WORK REQUEST: Repeat the data as given. Images do not go in the copy.

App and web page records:

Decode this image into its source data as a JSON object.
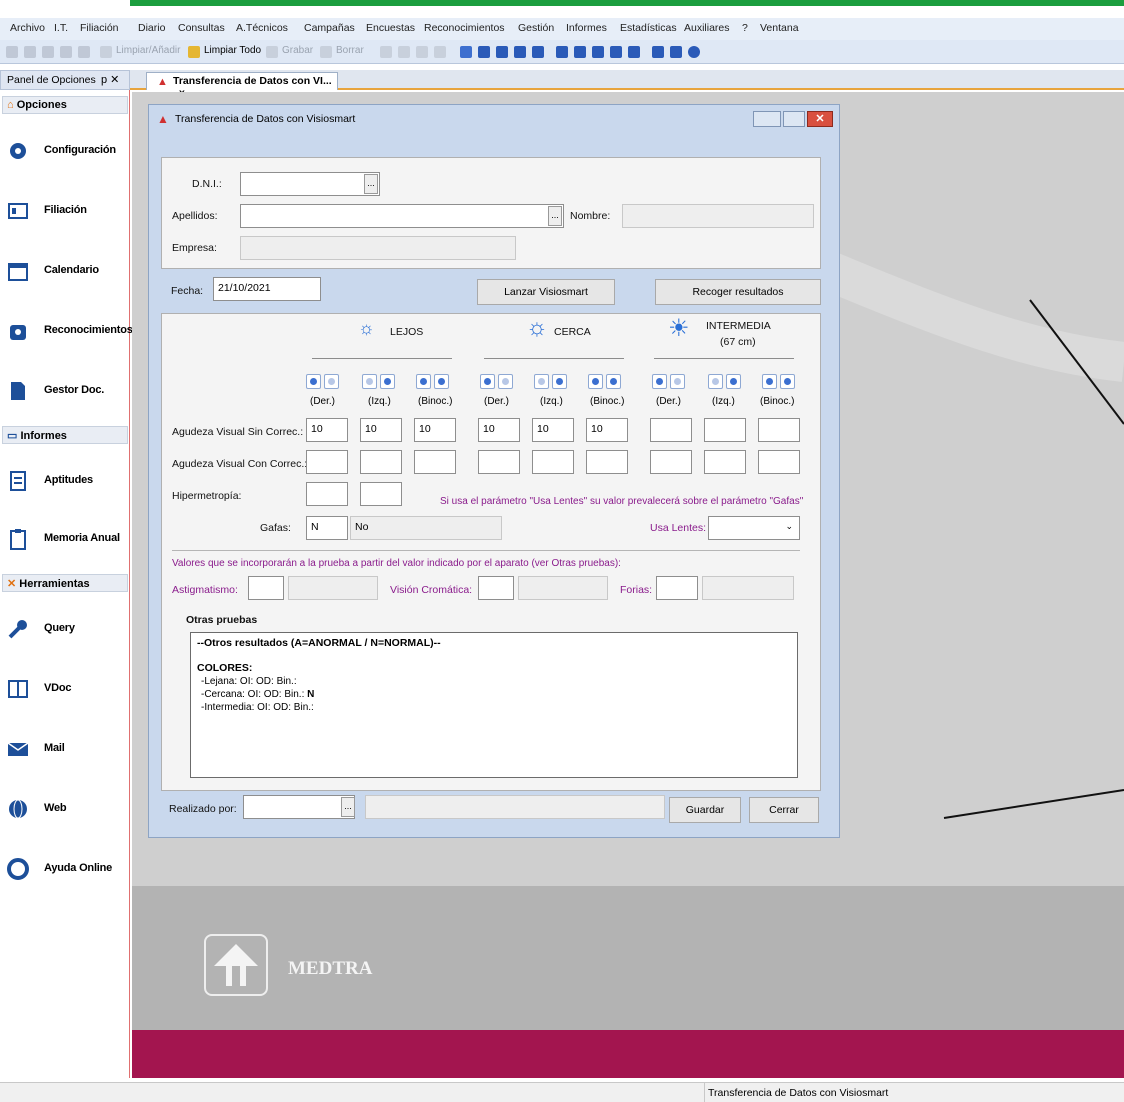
{
  "menu": [
    "Archivo",
    "I.T.",
    "Filiación",
    "Diario",
    "Consultas",
    "A.Técnicos",
    "Campañas",
    "Encuestas",
    "Reconocimientos",
    "Gestión",
    "Informes",
    "Estadísticas",
    "Auxiliares",
    "?",
    "Ventana"
  ],
  "toolbar": {
    "limpiar_anadir": "Limpiar/Añadir",
    "limpiar_todo": "Limpiar Todo",
    "grabar": "Grabar",
    "borrar": "Borrar"
  },
  "panel": {
    "title": "Panel de Opciones",
    "pin": "p ✕"
  },
  "sections": {
    "opciones": "Opciones",
    "informes": "Informes",
    "herramientas": "Herramientas"
  },
  "nav": {
    "configuracion": "Configuración",
    "filiacion": "Filiación",
    "calendario": "Calendario",
    "reconocimientos": "Reconocimientos",
    "gestor": "Gestor Doc.",
    "aptitudes": "Aptitudes",
    "memoria": "Memoria Anual",
    "query": "Query",
    "vdoc": "VDoc",
    "mail": "Mail",
    "web": "Web",
    "ayuda": "Ayuda Online"
  },
  "tab": {
    "label": "Transferencia de Datos con VI...",
    "close": "x"
  },
  "dialog": {
    "title": "Transferencia de Datos con Visiosmart",
    "dni_label": "D.N.I.:",
    "apellidos_label": "Apellidos:",
    "nombre_label": "Nombre:",
    "empresa_label": "Empresa:",
    "fecha_label": "Fecha:",
    "fecha_value": "21/10/2021",
    "lanzar": "Lanzar Visiosmart",
    "recoger": "Recoger resultados",
    "lejos": "LEJOS",
    "cerca": "CERCA",
    "intermedia": "INTERMEDIA",
    "intermedia_sub": "(67 cm)",
    "der": "(Der.)",
    "izq": "(Izq.)",
    "binoc": "(Binoc.)",
    "av_sin": "Agudeza Visual Sin Correc.:",
    "av_con": "Agudeza Visual Con Correc.:",
    "hiper": "Hipermetropía:",
    "av_sin_values": [
      "10",
      "10",
      "10",
      "10",
      "10",
      "10",
      "",
      "",
      ""
    ],
    "usa_lentes_note": "Si usa el parámetro \"Usa Lentes\" su valor prevalecerá sobre el parámetro \"Gafas\"",
    "gafas_label": "Gafas:",
    "gafas_code": "N",
    "gafas_desc": "No",
    "usa_lentes_label": "Usa Lentes:",
    "valores_note": "Valores que se incorporarán a la prueba a partir del valor indicado por el aparato (ver Otras pruebas):",
    "astig": "Astigmatismo:",
    "vision": "Visión Cromática:",
    "forias": "Forias:",
    "otras": "Otras pruebas",
    "otras_line1": "--Otros resultados (A=ANORMAL / N=NORMAL)--",
    "colores": "COLORES:",
    "lejana": "-Lejana: OI:  OD:  Bin.:",
    "cercana": "-Cercana: OI:  OD:  Bin.: ",
    "cercana_val": "N",
    "intermedia_line": "-Intermedia: OI:  OD:  Bin.:",
    "realizado": "Realizado por:",
    "guardar": "Guardar",
    "cerrar": "Cerrar"
  },
  "brand": "MEDTRA",
  "status": "Transferencia de Datos con Visiosmart"
}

RESULT FOR THIS TASK:
Decode this image into its source data as a JSON object.
{
  "menu": [
    "Archivo",
    "I.T.",
    "Filiación",
    "Diario",
    "Consultas",
    "A.Técnicos",
    "Campañas",
    "Encuestas",
    "Reconocimientos",
    "Gestión",
    "Informes",
    "Estadísticas",
    "Auxiliares",
    "?",
    "Ventana"
  ],
  "toolbar": {
    "limpiar_anadir": "Limpiar/Añadir",
    "limpiar_todo": "Limpiar Todo",
    "grabar": "Grabar",
    "borrar": "Borrar"
  },
  "panel": {
    "title": "Panel de Opciones",
    "pin": "p ✕"
  },
  "sections": {
    "opciones": "Opciones",
    "informes": "Informes",
    "herramientas": "Herramientas"
  },
  "nav": {
    "configuracion": "Configuración",
    "filiacion": "Filiación",
    "calendario": "Calendario",
    "reconocimientos": "Reconocimientos",
    "gestor": "Gestor Doc.",
    "aptitudes": "Aptitudes",
    "memoria": "Memoria Anual",
    "query": "Query",
    "vdoc": "VDoc",
    "mail": "Mail",
    "web": "Web",
    "ayuda": "Ayuda Online"
  },
  "tab": {
    "label": "Transferencia de Datos con VI...",
    "close": "x"
  },
  "dialog": {
    "title": "Transferencia de Datos con Visiosmart",
    "dni_label": "D.N.I.:",
    "apellidos_label": "Apellidos:",
    "nombre_label": "Nombre:",
    "empresa_label": "Empresa:",
    "fecha_label": "Fecha:",
    "fecha_value": "21/10/2021",
    "lanzar": "Lanzar Visiosmart",
    "recoger": "Recoger resultados",
    "lejos": "LEJOS",
    "cerca": "CERCA",
    "intermedia": "INTERMEDIA",
    "intermedia_sub": "(67 cm)",
    "der": "(Der.)",
    "izq": "(Izq.)",
    "binoc": "(Binoc.)",
    "av_sin": "Agudeza Visual Sin Correc.:",
    "av_con": "Agudeza Visual Con Correc.:",
    "hiper": "Hipermetropía:",
    "av_sin_values": [
      "10",
      "10",
      "10",
      "10",
      "10",
      "10",
      "",
      "",
      ""
    ],
    "usa_lentes_note": "Si usa el parámetro \"Usa Lentes\" su valor prevalecerá sobre el parámetro \"Gafas\"",
    "gafas_label": "Gafas:",
    "gafas_code": "N",
    "gafas_desc": "No",
    "usa_lentes_label": "Usa Lentes:",
    "valores_note": "Valores que se incorporarán a la prueba a partir del valor indicado por el aparato (ver Otras pruebas):",
    "astig": "Astigmatismo:",
    "vision": "Visión Cromática:",
    "forias": "Forias:",
    "otras": "Otras pruebas",
    "otras_line1": "--Otros resultados (A=ANORMAL / N=NORMAL)--",
    "colores": "COLORES:",
    "lejana": "-Lejana: OI:  OD:  Bin.:",
    "cercana": "-Cercana: OI:  OD:  Bin.: ",
    "cercana_val": "N",
    "intermedia_line": "-Intermedia: OI:  OD:  Bin.:",
    "realizado": "Realizado por:",
    "guardar": "Guardar",
    "cerrar": "Cerrar"
  },
  "brand": "MEDTRA",
  "status": "Transferencia de Datos con Visiosmart"
}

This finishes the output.